Look for the smaller things.
Cope has two items on his brain as he’s watching his team prepare for the playoffs.
“The first thing is the rotation of positioning between players,” Cope said. “You’re not so concerned with yourself and the ball, but you’re concerned with spacing and coverage. The second is speed of play. Obviously the two go together.
“We’re not talking speed of running, but decision making. Can you make an early decision and execute it?”
To that end
In Thursday’s game:
• Braulio Aguayo scored the Huskies first goal on a slick pass across the box from Leo Soto.
Yes, it was a pretty goal. What was even prettier was that Sam Koontz was on Soto’s right, making a beautiful run of his own.
Aguayo didn’t need Koontz on the play, but he had the option. Creating multiple options on scoring opportunities is a reassuring sign that, indeed, Battle Mountain is playing well, regardless of the caliber of the opposition.
While Koontz didn’t get an assist there, he did score the second goal, rightly getting his name on the scoresheet.
• Goal Nos. 3 and 4 were textbook. Cope preaches, “Get to the end line and cut it back.” That is Battle Mountain soccer scripture.
Bryant Ramirez from Josh Keiser and Miles Jarnott from Kevin Chavez were just that.
“It’s a nice easy tap-in on the back post,” Jarnott said of his goal. “That’s Cope’s favorite way to score. It’s easy: Put it on the ground to someone’s feet.”
To be honest, a player like Chavez could likely get the ball somewhere near the center line, go straight up the middle of the pitch, beat a few defenders and score the highlight-reel goal.
The Huskies are sticking to the system, even when the opponent doesn’t require it. That’s a disciplined, focused team.
• The subs are good. Battle Mountain led 4-0 at the half, by which time Cope was substituting liberally. In the second half, the “scrubs,” and we use that term very loosely, were playing without a loss of intensity.
Of course, Battle Mountain’s bench players probably would be starting for other Slope teams. It’s hard to crack the starting lineup on this team and the competition within is pushing the Huskies against opponents.

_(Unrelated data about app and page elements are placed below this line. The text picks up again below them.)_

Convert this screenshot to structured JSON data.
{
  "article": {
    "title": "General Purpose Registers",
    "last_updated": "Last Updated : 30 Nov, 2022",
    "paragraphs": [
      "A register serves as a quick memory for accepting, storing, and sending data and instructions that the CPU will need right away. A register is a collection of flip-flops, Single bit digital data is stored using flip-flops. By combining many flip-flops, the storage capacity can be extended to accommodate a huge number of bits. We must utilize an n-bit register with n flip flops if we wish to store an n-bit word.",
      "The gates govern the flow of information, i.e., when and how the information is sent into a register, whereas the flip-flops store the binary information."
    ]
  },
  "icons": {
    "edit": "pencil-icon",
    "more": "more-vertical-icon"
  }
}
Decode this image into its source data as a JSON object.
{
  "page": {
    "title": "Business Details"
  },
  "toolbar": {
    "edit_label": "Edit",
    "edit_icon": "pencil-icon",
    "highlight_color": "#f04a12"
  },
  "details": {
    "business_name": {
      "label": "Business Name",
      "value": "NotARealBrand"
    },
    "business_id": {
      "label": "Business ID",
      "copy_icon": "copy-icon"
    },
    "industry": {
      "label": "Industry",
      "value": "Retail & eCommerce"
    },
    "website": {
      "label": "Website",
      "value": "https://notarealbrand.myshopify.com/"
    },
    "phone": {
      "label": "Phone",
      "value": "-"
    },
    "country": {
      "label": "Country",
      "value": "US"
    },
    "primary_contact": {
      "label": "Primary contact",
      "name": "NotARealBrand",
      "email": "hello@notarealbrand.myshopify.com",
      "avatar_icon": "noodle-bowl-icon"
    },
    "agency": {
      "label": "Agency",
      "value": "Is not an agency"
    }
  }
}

“I think it’s from the past times when we’ve lost in the playoffs,” junior Joseph Fernandez said. “We want to get better as a team.”